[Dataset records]
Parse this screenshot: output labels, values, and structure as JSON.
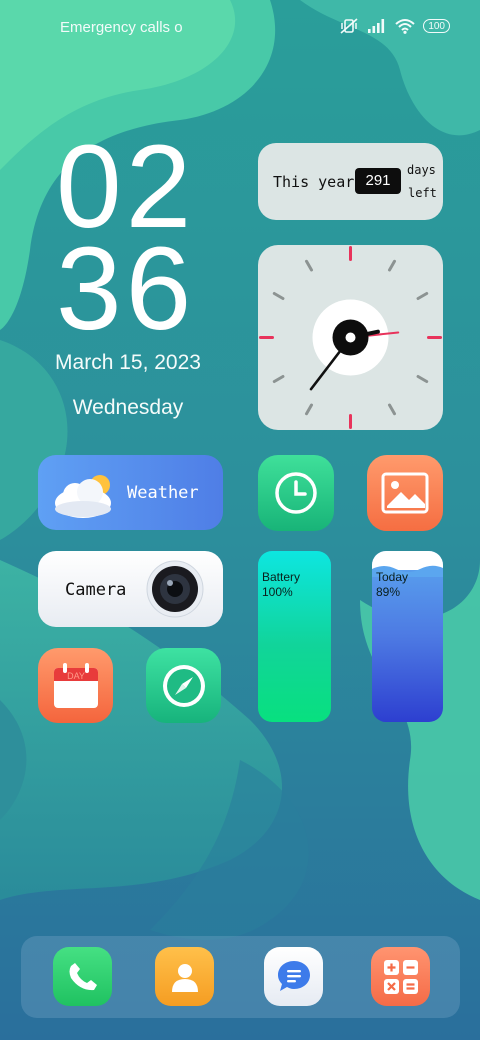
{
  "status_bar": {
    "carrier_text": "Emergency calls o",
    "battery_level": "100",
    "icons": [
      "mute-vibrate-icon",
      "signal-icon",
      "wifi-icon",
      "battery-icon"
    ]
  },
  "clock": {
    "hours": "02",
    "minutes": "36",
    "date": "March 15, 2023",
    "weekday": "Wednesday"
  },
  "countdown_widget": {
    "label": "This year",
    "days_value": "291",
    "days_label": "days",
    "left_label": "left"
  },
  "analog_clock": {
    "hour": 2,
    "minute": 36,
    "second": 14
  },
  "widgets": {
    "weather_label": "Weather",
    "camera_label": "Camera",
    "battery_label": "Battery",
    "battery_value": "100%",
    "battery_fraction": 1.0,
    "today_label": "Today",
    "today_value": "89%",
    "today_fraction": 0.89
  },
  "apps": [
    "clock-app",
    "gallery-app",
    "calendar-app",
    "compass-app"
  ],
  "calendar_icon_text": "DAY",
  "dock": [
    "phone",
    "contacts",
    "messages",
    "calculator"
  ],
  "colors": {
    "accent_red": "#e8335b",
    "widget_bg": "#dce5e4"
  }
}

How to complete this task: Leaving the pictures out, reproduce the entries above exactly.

Final answer:
Parse this screenshot: output labels, values, and structure as JSON.
{
  "status_bar": {
    "carrier_text": "Emergency calls o",
    "battery_level": "100",
    "icons": [
      "mute-vibrate-icon",
      "signal-icon",
      "wifi-icon",
      "battery-icon"
    ]
  },
  "clock": {
    "hours": "02",
    "minutes": "36",
    "date": "March 15, 2023",
    "weekday": "Wednesday"
  },
  "countdown_widget": {
    "label": "This year",
    "days_value": "291",
    "days_label": "days",
    "left_label": "left"
  },
  "analog_clock": {
    "hour": 2,
    "minute": 36,
    "second": 14
  },
  "widgets": {
    "weather_label": "Weather",
    "camera_label": "Camera",
    "battery_label": "Battery",
    "battery_value": "100%",
    "battery_fraction": 1.0,
    "today_label": "Today",
    "today_value": "89%",
    "today_fraction": 0.89
  },
  "apps": [
    "clock-app",
    "gallery-app",
    "calendar-app",
    "compass-app"
  ],
  "calendar_icon_text": "DAY",
  "dock": [
    "phone",
    "contacts",
    "messages",
    "calculator"
  ],
  "colors": {
    "accent_red": "#e8335b",
    "widget_bg": "#dce5e4"
  }
}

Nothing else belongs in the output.